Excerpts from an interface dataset
■ ■ ■ ■

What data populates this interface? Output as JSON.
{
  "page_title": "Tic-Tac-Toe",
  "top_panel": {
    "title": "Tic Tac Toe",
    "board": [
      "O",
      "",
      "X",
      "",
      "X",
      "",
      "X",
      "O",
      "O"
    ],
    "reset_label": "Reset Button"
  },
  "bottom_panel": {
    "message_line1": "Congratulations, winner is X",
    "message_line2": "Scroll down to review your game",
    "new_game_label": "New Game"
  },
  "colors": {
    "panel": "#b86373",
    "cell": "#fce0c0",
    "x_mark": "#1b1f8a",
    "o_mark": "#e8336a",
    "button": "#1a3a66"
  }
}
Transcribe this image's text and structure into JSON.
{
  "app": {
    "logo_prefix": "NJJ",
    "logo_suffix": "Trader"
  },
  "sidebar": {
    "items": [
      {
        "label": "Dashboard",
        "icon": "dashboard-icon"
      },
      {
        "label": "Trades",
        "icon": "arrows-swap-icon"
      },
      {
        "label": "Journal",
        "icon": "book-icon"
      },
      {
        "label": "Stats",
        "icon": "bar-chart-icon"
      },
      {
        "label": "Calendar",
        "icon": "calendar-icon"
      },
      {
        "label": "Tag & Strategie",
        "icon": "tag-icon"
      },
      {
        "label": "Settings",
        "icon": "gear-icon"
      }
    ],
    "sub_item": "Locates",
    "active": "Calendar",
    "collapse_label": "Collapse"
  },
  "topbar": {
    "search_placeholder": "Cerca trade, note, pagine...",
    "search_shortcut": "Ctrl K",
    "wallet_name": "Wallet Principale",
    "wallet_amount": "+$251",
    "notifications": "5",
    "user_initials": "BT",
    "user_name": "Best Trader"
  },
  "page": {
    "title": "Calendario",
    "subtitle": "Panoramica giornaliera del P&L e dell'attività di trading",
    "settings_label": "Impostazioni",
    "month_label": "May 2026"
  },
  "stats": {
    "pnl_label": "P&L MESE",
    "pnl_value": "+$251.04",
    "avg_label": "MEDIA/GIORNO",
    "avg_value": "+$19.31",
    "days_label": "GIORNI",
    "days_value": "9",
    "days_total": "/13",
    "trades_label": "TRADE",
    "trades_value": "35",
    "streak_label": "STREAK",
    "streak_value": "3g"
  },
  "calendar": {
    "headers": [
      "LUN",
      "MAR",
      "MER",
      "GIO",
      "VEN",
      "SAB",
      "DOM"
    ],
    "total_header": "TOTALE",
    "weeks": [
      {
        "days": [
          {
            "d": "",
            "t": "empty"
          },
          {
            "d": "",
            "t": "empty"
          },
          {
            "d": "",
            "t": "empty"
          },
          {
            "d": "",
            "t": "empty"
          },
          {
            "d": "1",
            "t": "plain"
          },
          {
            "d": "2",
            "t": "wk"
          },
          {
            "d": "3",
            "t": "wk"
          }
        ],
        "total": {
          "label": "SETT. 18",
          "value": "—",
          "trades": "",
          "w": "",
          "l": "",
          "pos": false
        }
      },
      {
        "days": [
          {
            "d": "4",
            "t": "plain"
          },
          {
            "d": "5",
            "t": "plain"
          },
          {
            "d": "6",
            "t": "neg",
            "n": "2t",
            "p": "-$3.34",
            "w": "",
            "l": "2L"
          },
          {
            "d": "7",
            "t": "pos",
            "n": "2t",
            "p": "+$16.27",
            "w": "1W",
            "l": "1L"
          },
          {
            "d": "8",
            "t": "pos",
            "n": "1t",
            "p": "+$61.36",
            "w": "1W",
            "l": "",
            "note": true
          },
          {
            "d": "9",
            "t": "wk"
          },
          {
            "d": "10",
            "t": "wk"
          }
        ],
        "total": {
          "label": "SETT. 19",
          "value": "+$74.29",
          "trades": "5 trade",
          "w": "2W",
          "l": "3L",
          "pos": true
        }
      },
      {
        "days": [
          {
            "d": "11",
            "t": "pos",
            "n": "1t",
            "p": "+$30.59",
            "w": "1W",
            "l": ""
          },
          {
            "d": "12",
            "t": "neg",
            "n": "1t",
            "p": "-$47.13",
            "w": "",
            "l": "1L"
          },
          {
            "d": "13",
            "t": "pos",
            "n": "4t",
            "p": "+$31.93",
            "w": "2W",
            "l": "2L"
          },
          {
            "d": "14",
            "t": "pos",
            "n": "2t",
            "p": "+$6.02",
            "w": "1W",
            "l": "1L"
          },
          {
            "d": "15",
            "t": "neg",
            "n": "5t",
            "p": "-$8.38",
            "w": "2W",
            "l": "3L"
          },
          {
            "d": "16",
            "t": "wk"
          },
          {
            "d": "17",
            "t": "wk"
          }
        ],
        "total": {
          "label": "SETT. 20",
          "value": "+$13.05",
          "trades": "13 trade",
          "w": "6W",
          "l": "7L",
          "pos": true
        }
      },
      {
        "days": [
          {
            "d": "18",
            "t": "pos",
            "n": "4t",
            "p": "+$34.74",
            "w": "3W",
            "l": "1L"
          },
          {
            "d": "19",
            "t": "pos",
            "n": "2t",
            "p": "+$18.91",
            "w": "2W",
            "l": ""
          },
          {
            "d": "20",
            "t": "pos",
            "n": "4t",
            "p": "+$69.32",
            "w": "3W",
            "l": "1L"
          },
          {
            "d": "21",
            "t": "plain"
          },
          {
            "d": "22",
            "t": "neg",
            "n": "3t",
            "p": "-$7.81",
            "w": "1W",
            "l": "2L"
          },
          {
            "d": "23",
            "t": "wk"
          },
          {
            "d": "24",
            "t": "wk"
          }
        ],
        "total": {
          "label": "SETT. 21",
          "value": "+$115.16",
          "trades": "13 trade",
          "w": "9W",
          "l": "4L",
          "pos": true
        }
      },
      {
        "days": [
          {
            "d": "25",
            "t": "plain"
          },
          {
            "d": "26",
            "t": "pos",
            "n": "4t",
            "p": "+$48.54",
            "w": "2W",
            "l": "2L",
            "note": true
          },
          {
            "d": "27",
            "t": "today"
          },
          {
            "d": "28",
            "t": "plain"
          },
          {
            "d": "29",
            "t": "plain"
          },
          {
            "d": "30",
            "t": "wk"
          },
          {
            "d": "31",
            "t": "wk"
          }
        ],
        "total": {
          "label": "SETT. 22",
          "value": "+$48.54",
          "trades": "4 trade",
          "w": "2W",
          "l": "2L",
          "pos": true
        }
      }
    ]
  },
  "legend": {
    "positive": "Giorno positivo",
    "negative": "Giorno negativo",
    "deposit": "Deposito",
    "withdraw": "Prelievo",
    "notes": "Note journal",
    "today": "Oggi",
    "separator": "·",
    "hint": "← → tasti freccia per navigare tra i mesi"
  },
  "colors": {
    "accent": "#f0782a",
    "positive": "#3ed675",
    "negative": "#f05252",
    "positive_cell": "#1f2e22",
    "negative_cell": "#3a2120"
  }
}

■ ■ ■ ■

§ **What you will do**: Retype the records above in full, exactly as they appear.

§ **Result for this exercise**:
What data populates this interface? Output as JSON.
{
  "page_title": "Tic-Tac-Toe",
  "top_panel": {
    "title": "Tic Tac Toe",
    "board": [
      "O",
      "",
      "X",
      "",
      "X",
      "",
      "X",
      "O",
      "O"
    ],
    "reset_label": "Reset Button"
  },
  "bottom_panel": {
    "message_line1": "Congratulations, winner is X",
    "message_line2": "Scroll down to review your game",
    "new_game_label": "New Game"
  },
  "colors": {
    "panel": "#b86373",
    "cell": "#fce0c0",
    "x_mark": "#1b1f8a",
    "o_mark": "#e8336a",
    "button": "#1a3a66"
  }
}
Transcribe this image's text and structure into JSON.
{
  "app": {
    "logo_prefix": "NJJ",
    "logo_suffix": "Trader"
  },
  "sidebar": {
    "items": [
      {
        "label": "Dashboard",
        "icon": "dashboard-icon"
      },
      {
        "label": "Trades",
        "icon": "arrows-swap-icon"
      },
      {
        "label": "Journal",
        "icon": "book-icon"
      },
      {
        "label": "Stats",
        "icon": "bar-chart-icon"
      },
      {
        "label": "Calendar",
        "icon": "calendar-icon"
      },
      {
        "label": "Tag & Strategie",
        "icon": "tag-icon"
      },
      {
        "label": "Settings",
        "icon": "gear-icon"
      }
    ],
    "sub_item": "Locates",
    "active": "Calendar",
    "collapse_label": "Collapse"
  },
  "topbar": {
    "search_placeholder": "Cerca trade, note, pagine...",
    "search_shortcut": "Ctrl K",
    "wallet_name": "Wallet Principale",
    "wallet_amount": "+$251",
    "notifications": "5",
    "user_initials": "BT",
    "user_name": "Best Trader"
  },
  "page": {
    "title": "Calendario",
    "subtitle": "Panoramica giornaliera del P&L e dell'attività di trading",
    "settings_label": "Impostazioni",
    "month_label": "May 2026"
  },
  "stats": {
    "pnl_label": "P&L MESE",
    "pnl_value": "+$251.04",
    "avg_label": "MEDIA/GIORNO",
    "avg_value": "+$19.31",
    "days_label": "GIORNI",
    "days_value": "9",
    "days_total": "/13",
    "trades_label": "TRADE",
    "trades_value": "35",
    "streak_label": "STREAK",
    "streak_value": "3g"
  },
  "calendar": {
    "headers": [
      "LUN",
      "MAR",
      "MER",
      "GIO",
      "VEN",
      "SAB",
      "DOM"
    ],
    "total_header": "TOTALE",
    "weeks": [
      {
        "days": [
          {
            "d": "",
            "t": "empty"
          },
          {
            "d": "",
            "t": "empty"
          },
          {
            "d": "",
            "t": "empty"
          },
          {
            "d": "",
            "t": "empty"
          },
          {
            "d": "1",
            "t": "plain"
          },
          {
            "d": "2",
            "t": "wk"
          },
          {
            "d": "3",
            "t": "wk"
          }
        ],
        "total": {
          "label": "SETT. 18",
          "value": "—",
          "trades": "",
          "w": "",
          "l": "",
          "pos": false
        }
      },
      {
        "days": [
          {
            "d": "4",
            "t": "plain"
          },
          {
            "d": "5",
            "t": "plain"
          },
          {
            "d": "6",
            "t": "neg",
            "n": "2t",
            "p": "-$3.34",
            "w": "",
            "l": "2L"
          },
          {
            "d": "7",
            "t": "pos",
            "n": "2t",
            "p": "+$16.27",
            "w": "1W",
            "l": "1L"
          },
          {
            "d": "8",
            "t": "pos",
            "n": "1t",
            "p": "+$61.36",
            "w": "1W",
            "l": "",
            "note": true
          },
          {
            "d": "9",
            "t": "wk"
          },
          {
            "d": "10",
            "t": "wk"
          }
        ],
        "total": {
          "label": "SETT. 19",
          "value": "+$74.29",
          "trades": "5 trade",
          "w": "2W",
          "l": "3L",
          "pos": true
        }
      },
      {
        "days": [
          {
            "d": "11",
            "t": "pos",
            "n": "1t",
            "p": "+$30.59",
            "w": "1W",
            "l": ""
          },
          {
            "d": "12",
            "t": "neg",
            "n": "1t",
            "p": "-$47.13",
            "w": "",
            "l": "1L"
          },
          {
            "d": "13",
            "t": "pos",
            "n": "4t",
            "p": "+$31.93",
            "w": "2W",
            "l": "2L"
          },
          {
            "d": "14",
            "t": "pos",
            "n": "2t",
            "p": "+$6.02",
            "w": "1W",
            "l": "1L"
          },
          {
            "d": "15",
            "t": "neg",
            "n": "5t",
            "p": "-$8.38",
            "w": "2W",
            "l": "3L"
          },
          {
            "d": "16",
            "t": "wk"
          },
          {
            "d": "17",
            "t": "wk"
          }
        ],
        "total": {
          "label": "SETT. 20",
          "value": "+$13.05",
          "trades": "13 trade",
          "w": "6W",
          "l": "7L",
          "pos": true
        }
      },
      {
        "days": [
          {
            "d": "18",
            "t": "pos",
            "n": "4t",
            "p": "+$34.74",
            "w": "3W",
            "l": "1L"
          },
          {
            "d": "19",
            "t": "pos",
            "n": "2t",
            "p": "+$18.91",
            "w": "2W",
            "l": ""
          },
          {
            "d": "20",
            "t": "pos",
            "n": "4t",
            "p": "+$69.32",
            "w": "3W",
            "l": "1L"
          },
          {
            "d": "21",
            "t": "plain"
          },
          {
            "d": "22",
            "t": "neg",
            "n": "3t",
            "p": "-$7.81",
            "w": "1W",
            "l": "2L"
          },
          {
            "d": "23",
            "t": "wk"
          },
          {
            "d": "24",
            "t": "wk"
          }
        ],
        "total": {
          "label": "SETT. 21",
          "value": "+$115.16",
          "trades": "13 trade",
          "w": "9W",
          "l": "4L",
          "pos": true
        }
      },
      {
        "days": [
          {
            "d": "25",
            "t": "plain"
          },
          {
            "d": "26",
            "t": "pos",
            "n": "4t",
            "p": "+$48.54",
            "w": "2W",
            "l": "2L",
            "note": true
          },
          {
            "d": "27",
            "t": "today"
          },
          {
            "d": "28",
            "t": "plain"
          },
          {
            "d": "29",
            "t": "plain"
          },
          {
            "d": "30",
            "t": "wk"
          },
          {
            "d": "31",
            "t": "wk"
          }
        ],
        "total": {
          "label": "SETT. 22",
          "value": "+$48.54",
          "trades": "4 trade",
          "w": "2W",
          "l": "2L",
          "pos": true
        }
      }
    ]
  },
  "legend": {
    "positive": "Giorno positivo",
    "negative": "Giorno negativo",
    "deposit": "Deposito",
    "withdraw": "Prelievo",
    "notes": "Note journal",
    "today": "Oggi",
    "separator": "·",
    "hint": "← → tasti freccia per navigare tra i mesi"
  },
  "colors": {
    "accent": "#f0782a",
    "positive": "#3ed675",
    "negative": "#f05252",
    "positive_cell": "#1f2e22",
    "negative_cell": "#3a2120"
  }
}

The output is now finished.